The only respite we had were the interludes of stricter classicism practiced by the violinist and mridangam player. The singer had us as a semi-captive audience, not daring to walk out (except, I did sneak out briefly to eat in the cafeteria, something which I don't normally do, but deemed wise in this case, not wanting to risk a headache on the long drive back home).
The front-seaters sat nodding and tapping with every appearance of enjoyment, while I closed my eyes and wondered when the gimmickry would end. It did, around 9 pm, when the 'cultural committee chair' once again took to the stage briefly as a burly gentleman in utility clothes showed up with a slip of paper.

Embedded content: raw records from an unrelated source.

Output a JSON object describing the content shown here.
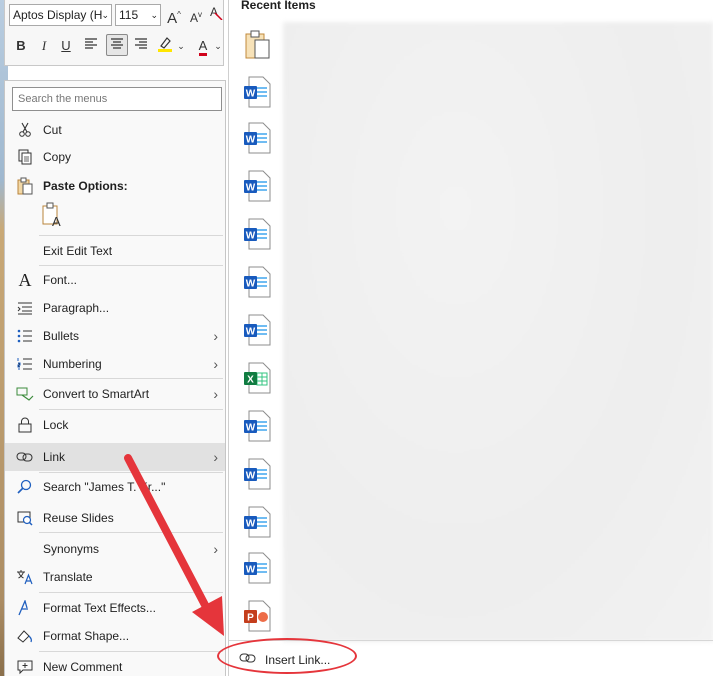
{
  "mini_toolbar": {
    "font_name": "Aptos Display (H",
    "font_size": "115",
    "grow_font": "A",
    "shrink_font": "A",
    "bold": "B",
    "italic": "I",
    "underline": "U",
    "font_color_letter": "A"
  },
  "context_menu": {
    "search_placeholder": "Search the menus",
    "items": {
      "cut": "Cut",
      "copy": "Copy",
      "paste_options": "Paste Options:",
      "exit_edit_text": "Exit Edit Text",
      "font": "Font...",
      "paragraph": "Paragraph...",
      "bullets": "Bullets",
      "numbering": "Numbering",
      "convert_smartart": "Convert to SmartArt",
      "lock": "Lock",
      "link": "Link",
      "search": "Search \"James T. Kr...\"",
      "reuse_slides": "Reuse Slides",
      "synonyms": "Synonyms",
      "translate": "Translate",
      "format_text_effects": "Format Text Effects...",
      "format_shape": "Format Shape...",
      "new_comment": "New Comment"
    },
    "submenu_arrow": "›"
  },
  "recent_panel": {
    "title": "Recent Items",
    "insert_link_label": "Insert Link...",
    "file_icons": [
      "clipboard-icon",
      "word-doc-icon",
      "word-doc-icon",
      "word-doc-icon",
      "word-doc-icon",
      "word-doc-icon",
      "word-doc-icon",
      "excel-doc-icon",
      "word-doc-icon",
      "word-doc-icon",
      "word-doc-icon",
      "word-doc-icon",
      "powerpoint-doc-icon"
    ]
  },
  "colors": {
    "word_blue": "#185abd",
    "excel_green": "#107c41",
    "ppt_red": "#c43e1c",
    "annotation_red": "#e5353b",
    "highlight_yellow": "#ffe600",
    "font_red": "#d0021b"
  }
}
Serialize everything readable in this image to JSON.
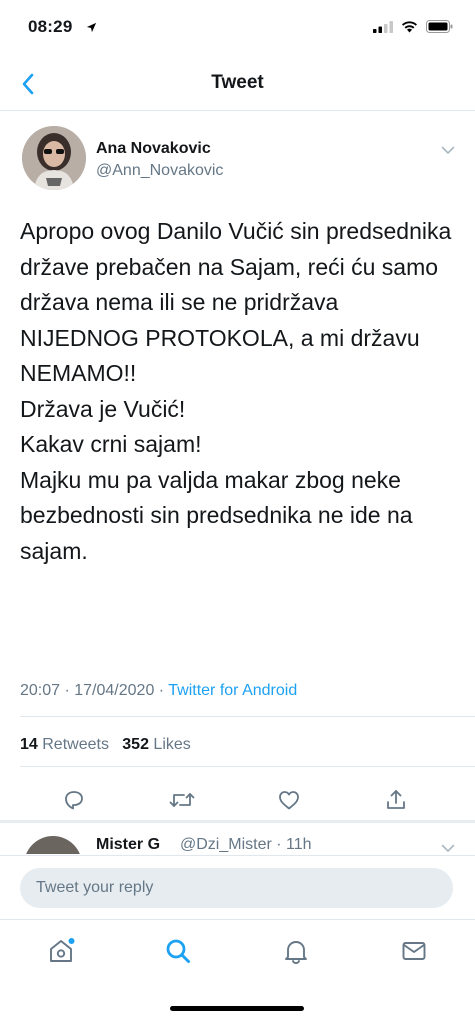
{
  "status_bar": {
    "time": "08:29"
  },
  "nav": {
    "title": "Tweet"
  },
  "tweet": {
    "author_name": "Ana Novakovic",
    "author_handle": "@Ann_Novakovic",
    "body": [
      "Apropo ovog Danilo Vučić sin predsednika države prebačen na Sajam, reći ću samo država nema ili se ne pridržava NIJEDNOG PROTOKOLA, a mi državu NEMAMO!!",
      "Država je Vučić!",
      "Kakav crni sajam!",
      "Majku mu pa valjda makar zbog neke bezbednosti sin predsednika ne ide na sajam."
    ],
    "timestamp": "20:07 · 17/04/2020 · ",
    "source": "Twitter for Android",
    "retweets_count": "14",
    "retweets_label": " Retweets",
    "likes_count": "352",
    "likes_label": " Likes"
  },
  "reply_preview": {
    "name": "Mister G",
    "handle": "@Dzi_Mister",
    "time": " · 11h"
  },
  "compose": {
    "placeholder": "Tweet your reply"
  },
  "colors": {
    "accent": "#1da1f2",
    "secondary_text": "#657786",
    "divider": "#e1e8ed"
  }
}
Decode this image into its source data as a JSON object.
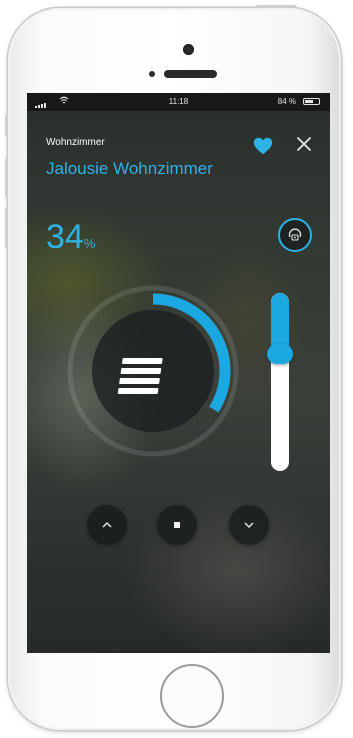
{
  "status_bar": {
    "time": "11:18",
    "battery": "84 %"
  },
  "header": {
    "room": "Wohnzimmer",
    "device": "Jalousie Wohnzimmer"
  },
  "position": {
    "value": "34",
    "unit": "%",
    "fraction": 0.34
  },
  "icons": {
    "favorite": "heart-icon",
    "close": "close-icon",
    "automation": "automation-icon",
    "blinds": "blinds-icon",
    "up": "chevron-up-icon",
    "stop": "stop-icon",
    "down": "chevron-down-icon"
  },
  "colors": {
    "accent": "#2fb2e6",
    "slider": "#1ba8e0",
    "track": "#ffffff"
  }
}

It was  a warning that 'license plate XYZ from Michigan was being towed and if the owner was in the audience, would they please come out'. Nobody rushed out. The concert would continue, as the singer took special requests from the audience, who were apparently very well-versed in some more obscure songs that I had never heard before.
The vocalist wondered aloud: "Shall I end it now, I thought that the other person was a bouncer that was sent to clear me off the stage", as the audience laughed. And so it was time to end, even over the raucous protests of a few who wanted to hear their (and the singer's ) favorite raga.
"Another time", promised the prince."The next time may be 15 years from now, considering that the last time I sang here was 15 years ago."
CCChair (during the Vote of Thanks) :" We have been regaled by a prince, where in an earlier time, it would have been roles reversed."
On looking back, that was very true of this concert. The singer was less of a professional who had an audience to please and more of a connoisseur of his own and the accompanist's performance on stage. He had fun, the audience perhaps less so.  The upshot, I think, is that he conveyed an inimitable sense of enjoying what he did, without the airs of more practiced musicians.